The Hadron Collider Quest in Antiquity


What is there at the bedrock of reality? What are the ultimate building blocks out of which everything else is constituted? Are they things (objects, particles), or are they activities of some sort? Or is there something else, even more fundamental than they are?  These questions fascinated and challenged the ancients as much as they challenge and fascinate us. Yet, there is evidence that the ancients conceived of the building blocks of reality very differently than has traditionally been thought.  I am currently exploring a new hypothesis about how the ancients conceived of the universe and its contents during the first millennium of Western civilization (from the Pre-Socratics to Plotinus). The ramifications of this hypothesis, if correct, are far reaching with respect to our understanding of ancient thought.

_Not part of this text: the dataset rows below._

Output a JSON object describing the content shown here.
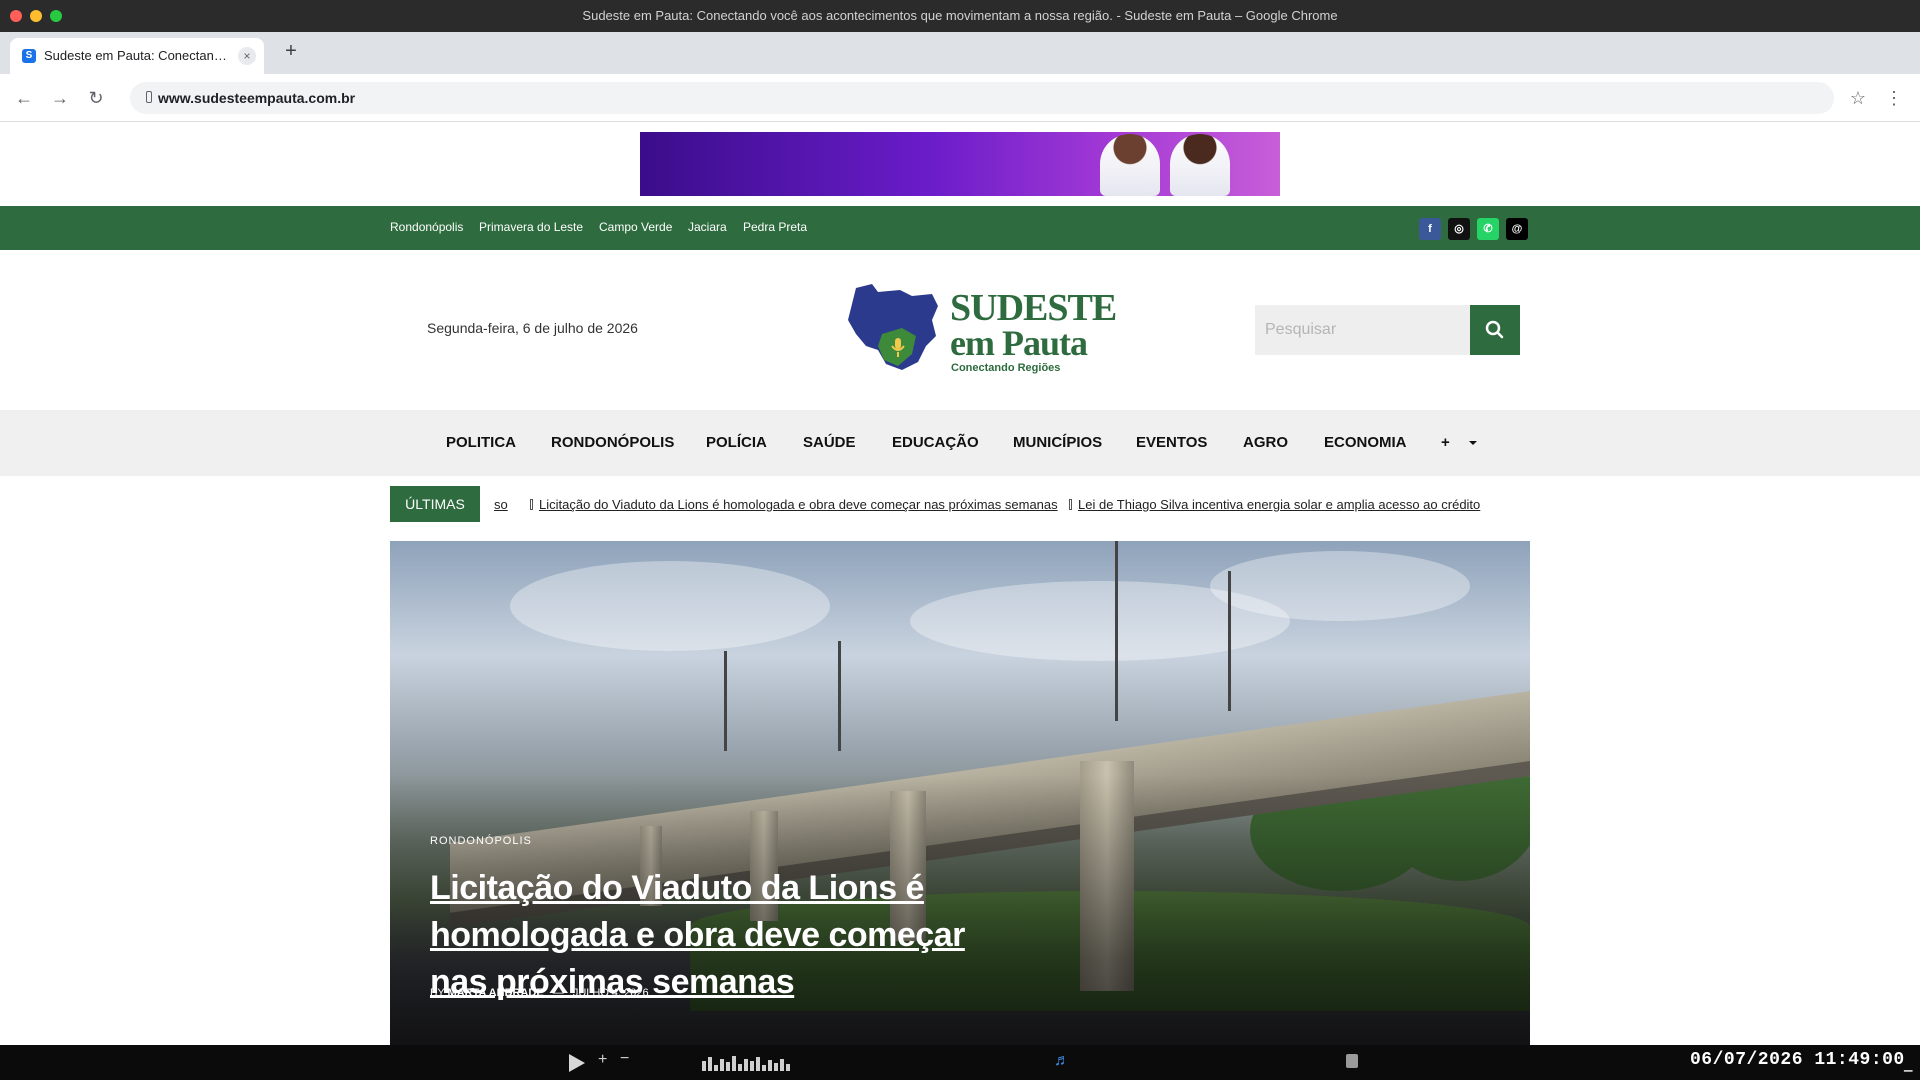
{
  "window": {
    "title": "Sudeste em Pauta: Conectando você aos acontecimentos que movimentam a nossa região. - Sudeste em Pauta – Google Chrome"
  },
  "tab": {
    "favicon_letter": "S",
    "title": "Sudeste em Pauta: Conectando você aos acontecimentos",
    "close": "×",
    "new_tab": "+"
  },
  "toolbar": {
    "back": "←",
    "forward": "→",
    "reload": "↻",
    "url": "www.sudesteempauta.com.br",
    "star": "☆",
    "menu": "⋮"
  },
  "topbar": {
    "cities": [
      "Rondonópolis",
      "Primavera do Leste",
      "Campo Verde",
      "Jaciara",
      "Pedra Preta"
    ],
    "social": [
      {
        "name": "facebook-icon",
        "glyph": "f",
        "color": "#3b5998"
      },
      {
        "name": "instagram-icon",
        "glyph": "◎",
        "color": "#111111"
      },
      {
        "name": "whatsapp-icon",
        "glyph": "✆",
        "color": "#25d366"
      },
      {
        "name": "threads-icon",
        "glyph": "@",
        "color": "#000000"
      }
    ]
  },
  "header": {
    "date": "Segunda-feira, 6 de julho de 2026",
    "logo_line1": "SUDESTE",
    "logo_line2": "em Pauta",
    "logo_tagline": "Conectando Regiões",
    "search_placeholder": "Pesquisar"
  },
  "nav": {
    "items": [
      "POLITICA",
      "RONDONÓPOLIS",
      "POLÍCIA",
      "SAÚDE",
      "EDUCAÇÃO",
      "MUNICÍPIOS",
      "EVENTOS",
      "AGRO",
      "ECONOMIA",
      "+"
    ]
  },
  "ticker": {
    "label": "ÚLTIMAS",
    "items": [
      "so",
      "Licitação do Viaduto da Lions é homologada e obra deve começar nas próximas semanas",
      "Lei de Thiago Silva incentiva energia solar e amplia acesso ao crédito"
    ]
  },
  "hero": {
    "category": "RONDONÓPOLIS",
    "title": "Licitação do Viaduto da Lions é homologada e obra deve começar nas próximas semanas",
    "by": "BY",
    "author": "MARTA ANDRADE",
    "separator": "—",
    "date": "JULHO 4, 2026"
  },
  "sysbar": {
    "plus": "+",
    "minus": "−",
    "music": "♬",
    "clock": "06/07/2026 11:49:00",
    "tray_end": "▁"
  }
}
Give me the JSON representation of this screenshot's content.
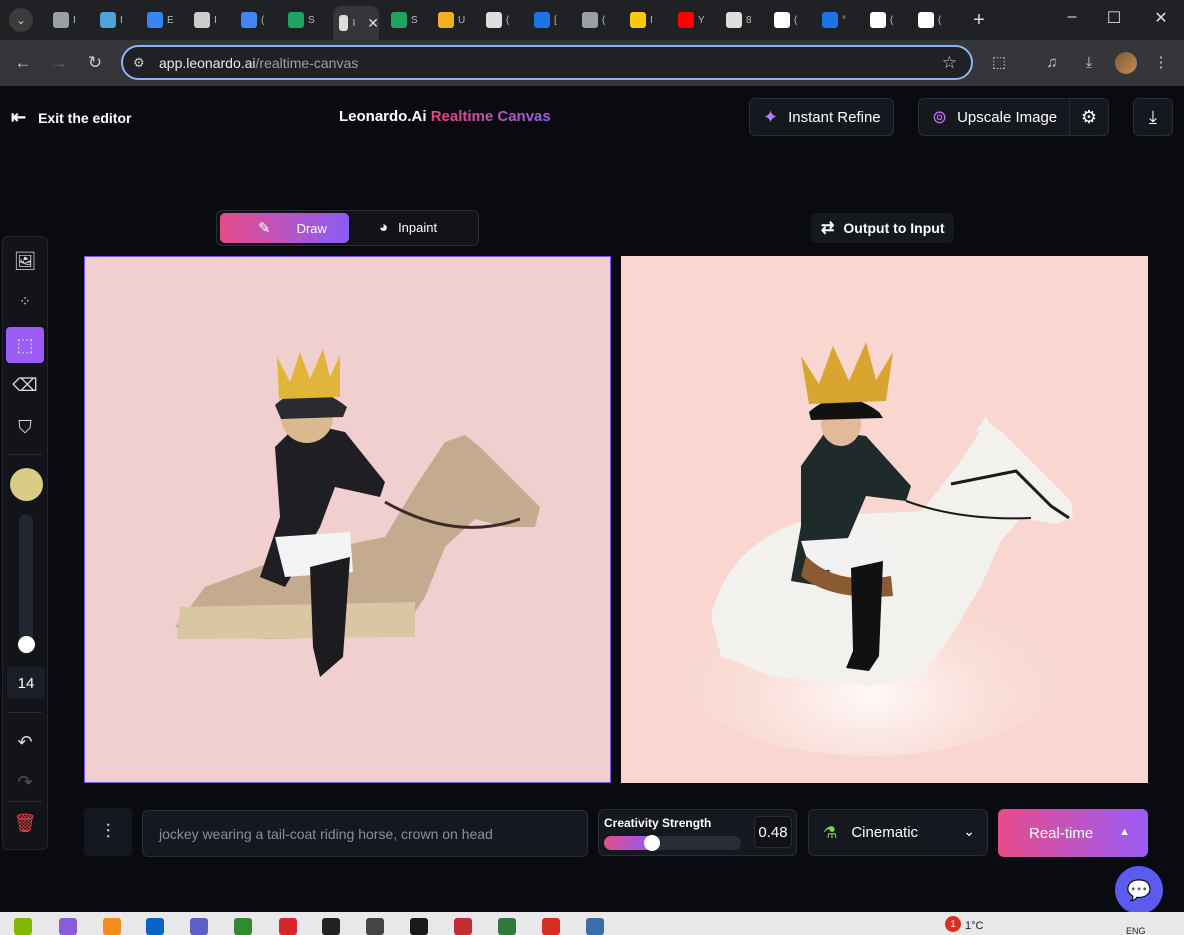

The traditional view is that the ancients conceived of the universe either as built out of objects (whether concrete or abstract) or as built out of processes; on that view Plato and Aristotle, for example, stand on one side and Heraclitus stands on the other. Making a radical departure from this traditional interpretation, my current research investigates the hypothesis that nearly all ancient ontologies accounted for all there is in the cosmos by positing a sole elementary building block: not objects, or processes, but powers. Powers underlie both objects and processes, and are more fundamental than either of them.  Powers are properties directed towards an end (e.g., the power to heat). They dispose their possessor to be or act in a certain way, which is manifested in appropriate circumstances (e.g., something with the power to heat is disposed to heat something cooler).  A world built solely out of powers is structured in a web of ontological dependencies between powers. For brevity, this metaphysical position may be called Power Structuralism.  The primary goal of my current research is to investigate which ancient ontologies are power-structuralist ones.  Additionally, I aim to to compare and contrast the positions of the ancient thinkers under consideration with the basic tenets of causal structuralism in contemporary metaphysics and physics, and bring out what is distinctive about ancient power structuralism and whether it can be fruitfully brought to bear on contemporary causal structuralism.

But what is the world like, for the ancients, if all there is are powers? How are all entities derived from structures of powers? Are there objects over and above the interdependent powers? If not, how are objects constituted just out of networks of interdependent powers? If there are objects, do they have natures over and above their power networks?

Can there be a paradigm shift in our understanding of the ancients after 2,500 years of investigation of ancient texts? Does it even make sense to have a new vision of extensively studied ancient thought? Yes, if the new vision does reveal a different world in these texts, a world that makes imminent sense to us once we come to view it this way. Yet, it is not the vision that is driving the shift, but the texts themselves, motivating a new framework from which to investigate the emergence of the first rational explanations of the world.

To explore the above research questions, I received €1,3 million research award from the European Research Council with which I have appointed a research team based in the Philosophy Faculty and Corpus Christi College at Oxford. The team comprises six postdoctoral fellows, each specializing in a different area of ancient philosophy (Pre-Socratics; Plato; Aristotle; Hellenistic and Latin philosophy; Plotinus) and one specializing in contemporary metaphysics. The project started in April 2011, and will run for five years. It has an international Advisory Board including over twenty academics from various institutions.

For more information about the Project, please visit